Exercise:
Output each record below exactly, leaving any picture out of the copy.

Available records below:

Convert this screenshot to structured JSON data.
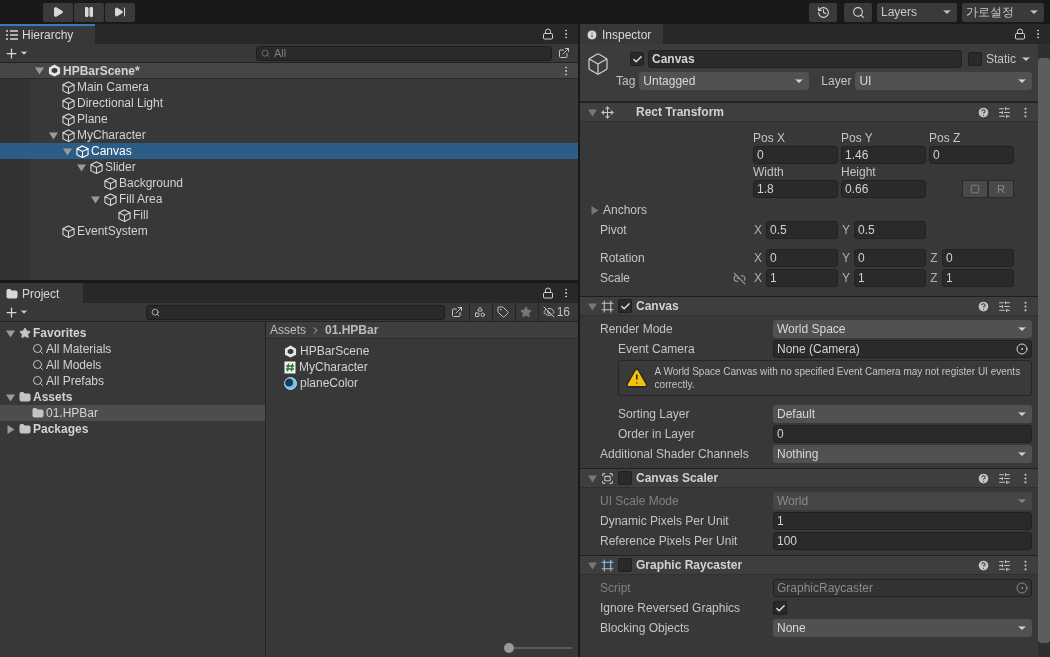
{
  "toolbar": {
    "layers": "Layers",
    "layout": "가로설정"
  },
  "hierarchy": {
    "title": "Hierarchy",
    "search": {
      "placeholder": "All"
    },
    "scene": {
      "name": "HPBarScene*",
      "expanded": true,
      "children": [
        {
          "name": "Main Camera",
          "selected": false
        },
        {
          "name": "Directional Light",
          "selected": false
        },
        {
          "name": "Plane",
          "selected": false
        },
        {
          "name": "MyCharacter",
          "selected": false,
          "expanded": true,
          "children": [
            {
              "name": "Canvas",
              "selected": true,
              "expanded": true,
              "children": [
                {
                  "name": "Slider",
                  "selected": false,
                  "expanded": true,
                  "children": [
                    {
                      "name": "Background",
                      "selected": false
                    },
                    {
                      "name": "Fill Area",
                      "selected": false,
                      "expanded": true,
                      "children": [
                        {
                          "name": "Fill",
                          "selected": false
                        }
                      ]
                    }
                  ]
                }
              ]
            }
          ]
        },
        {
          "name": "EventSystem",
          "selected": false
        }
      ]
    }
  },
  "project": {
    "title": "Project",
    "hidden_count": "16",
    "sidebar": [
      {
        "name": "Favorites",
        "kind": "favorites",
        "selected": false,
        "expanded": true,
        "children": [
          {
            "name": "All Materials",
            "kind": "search",
            "selected": false
          },
          {
            "name": "All Models",
            "kind": "search",
            "selected": false
          },
          {
            "name": "All Prefabs",
            "kind": "search",
            "selected": false
          }
        ]
      },
      {
        "name": "Assets",
        "kind": "folder",
        "selected": false,
        "expanded": true,
        "children": [
          {
            "name": "01.HPBar",
            "kind": "folder",
            "selected": true
          }
        ]
      },
      {
        "name": "Packages",
        "kind": "folder",
        "selected": false,
        "expanded": false
      }
    ],
    "breadcrumb": [
      "Assets",
      "01.HPBar"
    ],
    "assets": [
      {
        "name": "HPBarScene",
        "kind": "scene"
      },
      {
        "name": "MyCharacter",
        "kind": "script"
      },
      {
        "name": "planeColor",
        "kind": "material"
      }
    ],
    "zoom_slider": {
      "level": 0.05
    }
  },
  "inspector": {
    "title": "Inspector",
    "object": {
      "active": true,
      "name": "Canvas",
      "static": false,
      "static_label": "Static",
      "tag_label": "Tag",
      "tag": "Untagged",
      "layer_label": "Layer",
      "layer": "UI"
    },
    "components": [
      {
        "kind": "rect_transform",
        "title": "Rect Transform",
        "expanded": true,
        "position": [
          {
            "label": "Pos X",
            "value": "0"
          },
          {
            "label": "Pos Y",
            "value": "1.46"
          },
          {
            "label": "Pos Z",
            "value": "0"
          }
        ],
        "size": [
          {
            "label": "Width",
            "value": "1.8"
          },
          {
            "label": "Height",
            "value": "0.66"
          }
        ],
        "raw_button": "R",
        "anchors": {
          "label": "Anchors",
          "expanded": false
        },
        "rows": [
          {
            "label": "Pivot",
            "kind": "vector",
            "axes": [
              {
                "axis": "X",
                "value": "0.5"
              },
              {
                "axis": "Y",
                "value": "0.5"
              }
            ]
          },
          {
            "label": "Rotation",
            "kind": "vector",
            "axes": [
              {
                "axis": "X",
                "value": "0"
              },
              {
                "axis": "Y",
                "value": "0"
              },
              {
                "axis": "Z",
                "value": "0"
              }
            ]
          },
          {
            "label": "Scale",
            "kind": "scale",
            "axes": [
              {
                "axis": "X",
                "value": "1"
              },
              {
                "axis": "Y",
                "value": "1"
              },
              {
                "axis": "Z",
                "value": "1"
              }
            ]
          }
        ]
      },
      {
        "kind": "canvas",
        "title": "Canvas",
        "expanded": true,
        "enabled": true,
        "properties": [
          {
            "kind": "dropdown",
            "label": "Render Mode",
            "value": "World Space",
            "disabled": false,
            "children": [
              {
                "kind": "object",
                "label": "Event Camera",
                "value": "None (Camera)",
                "disabled": false
              },
              {
                "kind": "warning",
                "text": "A World Space Canvas with no specified Event Camera may not register UI events correctly."
              },
              {
                "kind": "dropdown",
                "label": "Sorting Layer",
                "value": "Default",
                "disabled": false
              },
              {
                "kind": "text",
                "label": "Order in Layer",
                "value": "0",
                "disabled": false
              }
            ]
          },
          {
            "kind": "dropdown",
            "label": "Additional Shader Channels",
            "value": "Nothing",
            "disabled": false
          }
        ]
      },
      {
        "kind": "scaler",
        "title": "Canvas Scaler",
        "expanded": true,
        "enabled": false,
        "properties": [
          {
            "kind": "dropdown",
            "label": "UI Scale Mode",
            "value": "World",
            "disabled": true
          },
          {
            "kind": "text",
            "label": "Dynamic Pixels Per Unit",
            "value": "1",
            "disabled": false
          },
          {
            "kind": "text",
            "label": "Reference Pixels Per Unit",
            "value": "100",
            "disabled": false
          }
        ]
      },
      {
        "kind": "raycaster",
        "title": "Graphic Raycaster",
        "expanded": true,
        "enabled": false,
        "properties": [
          {
            "kind": "object",
            "label": "Script",
            "value": "GraphicRaycaster",
            "disabled": true
          },
          {
            "kind": "checkbox",
            "label": "Ignore Reversed Graphics",
            "checked": true,
            "disabled": false
          },
          {
            "kind": "dropdown",
            "label": "Blocking Objects",
            "value": "None",
            "disabled": false
          }
        ]
      }
    ]
  }
}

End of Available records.

Response to the exercise:
Convert this screenshot to structured JSON data.
{
  "toolbar": {
    "layers": "Layers",
    "layout": "가로설정"
  },
  "hierarchy": {
    "title": "Hierarchy",
    "search": {
      "placeholder": "All"
    },
    "scene": {
      "name": "HPBarScene*",
      "expanded": true,
      "children": [
        {
          "name": "Main Camera",
          "selected": false
        },
        {
          "name": "Directional Light",
          "selected": false
        },
        {
          "name": "Plane",
          "selected": false
        },
        {
          "name": "MyCharacter",
          "selected": false,
          "expanded": true,
          "children": [
            {
              "name": "Canvas",
              "selected": true,
              "expanded": true,
              "children": [
                {
                  "name": "Slider",
                  "selected": false,
                  "expanded": true,
                  "children": [
                    {
                      "name": "Background",
                      "selected": false
                    },
                    {
                      "name": "Fill Area",
                      "selected": false,
                      "expanded": true,
                      "children": [
                        {
                          "name": "Fill",
                          "selected": false
                        }
                      ]
                    }
                  ]
                }
              ]
            }
          ]
        },
        {
          "name": "EventSystem",
          "selected": false
        }
      ]
    }
  },
  "project": {
    "title": "Project",
    "hidden_count": "16",
    "sidebar": [
      {
        "name": "Favorites",
        "kind": "favorites",
        "selected": false,
        "expanded": true,
        "children": [
          {
            "name": "All Materials",
            "kind": "search",
            "selected": false
          },
          {
            "name": "All Models",
            "kind": "search",
            "selected": false
          },
          {
            "name": "All Prefabs",
            "kind": "search",
            "selected": false
          }
        ]
      },
      {
        "name": "Assets",
        "kind": "folder",
        "selected": false,
        "expanded": true,
        "children": [
          {
            "name": "01.HPBar",
            "kind": "folder",
            "selected": true
          }
        ]
      },
      {
        "name": "Packages",
        "kind": "folder",
        "selected": false,
        "expanded": false
      }
    ],
    "breadcrumb": [
      "Assets",
      "01.HPBar"
    ],
    "assets": [
      {
        "name": "HPBarScene",
        "kind": "scene"
      },
      {
        "name": "MyCharacter",
        "kind": "script"
      },
      {
        "name": "planeColor",
        "kind": "material"
      }
    ],
    "zoom_slider": {
      "level": 0.05
    }
  },
  "inspector": {
    "title": "Inspector",
    "object": {
      "active": true,
      "name": "Canvas",
      "static": false,
      "static_label": "Static",
      "tag_label": "Tag",
      "tag": "Untagged",
      "layer_label": "Layer",
      "layer": "UI"
    },
    "components": [
      {
        "kind": "rect_transform",
        "title": "Rect Transform",
        "expanded": true,
        "position": [
          {
            "label": "Pos X",
            "value": "0"
          },
          {
            "label": "Pos Y",
            "value": "1.46"
          },
          {
            "label": "Pos Z",
            "value": "0"
          }
        ],
        "size": [
          {
            "label": "Width",
            "value": "1.8"
          },
          {
            "label": "Height",
            "value": "0.66"
          }
        ],
        "raw_button": "R",
        "anchors": {
          "label": "Anchors",
          "expanded": false
        },
        "rows": [
          {
            "label": "Pivot",
            "kind": "vector",
            "axes": [
              {
                "axis": "X",
                "value": "0.5"
              },
              {
                "axis": "Y",
                "value": "0.5"
              }
            ]
          },
          {
            "label": "Rotation",
            "kind": "vector",
            "axes": [
              {
                "axis": "X",
                "value": "0"
              },
              {
                "axis": "Y",
                "value": "0"
              },
              {
                "axis": "Z",
                "value": "0"
              }
            ]
          },
          {
            "label": "Scale",
            "kind": "scale",
            "axes": [
              {
                "axis": "X",
                "value": "1"
              },
              {
                "axis": "Y",
                "value": "1"
              },
              {
                "axis": "Z",
                "value": "1"
              }
            ]
          }
        ]
      },
      {
        "kind": "canvas",
        "title": "Canvas",
        "expanded": true,
        "enabled": true,
        "properties": [
          {
            "kind": "dropdown",
            "label": "Render Mode",
            "value": "World Space",
            "disabled": false,
            "children": [
              {
                "kind": "object",
                "label": "Event Camera",
                "value": "None (Camera)",
                "disabled": false
              },
              {
                "kind": "warning",
                "text": "A World Space Canvas with no specified Event Camera may not register UI events correctly."
              },
              {
                "kind": "dropdown",
                "label": "Sorting Layer",
                "value": "Default",
                "disabled": false
              },
              {
                "kind": "text",
                "label": "Order in Layer",
                "value": "0",
                "disabled": false
              }
            ]
          },
          {
            "kind": "dropdown",
            "label": "Additional Shader Channels",
            "value": "Nothing",
            "disabled": false
          }
        ]
      },
      {
        "kind": "scaler",
        "title": "Canvas Scaler",
        "expanded": true,
        "enabled": false,
        "properties": [
          {
            "kind": "dropdown",
            "label": "UI Scale Mode",
            "value": "World",
            "disabled": true
          },
          {
            "kind": "text",
            "label": "Dynamic Pixels Per Unit",
            "value": "1",
            "disabled": false
          },
          {
            "kind": "text",
            "label": "Reference Pixels Per Unit",
            "value": "100",
            "disabled": false
          }
        ]
      },
      {
        "kind": "raycaster",
        "title": "Graphic Raycaster",
        "expanded": true,
        "enabled": false,
        "properties": [
          {
            "kind": "object",
            "label": "Script",
            "value": "GraphicRaycaster",
            "disabled": true
          },
          {
            "kind": "checkbox",
            "label": "Ignore Reversed Graphics",
            "checked": true,
            "disabled": false
          },
          {
            "kind": "dropdown",
            "label": "Blocking Objects",
            "value": "None",
            "disabled": false
          }
        ]
      }
    ]
  }
}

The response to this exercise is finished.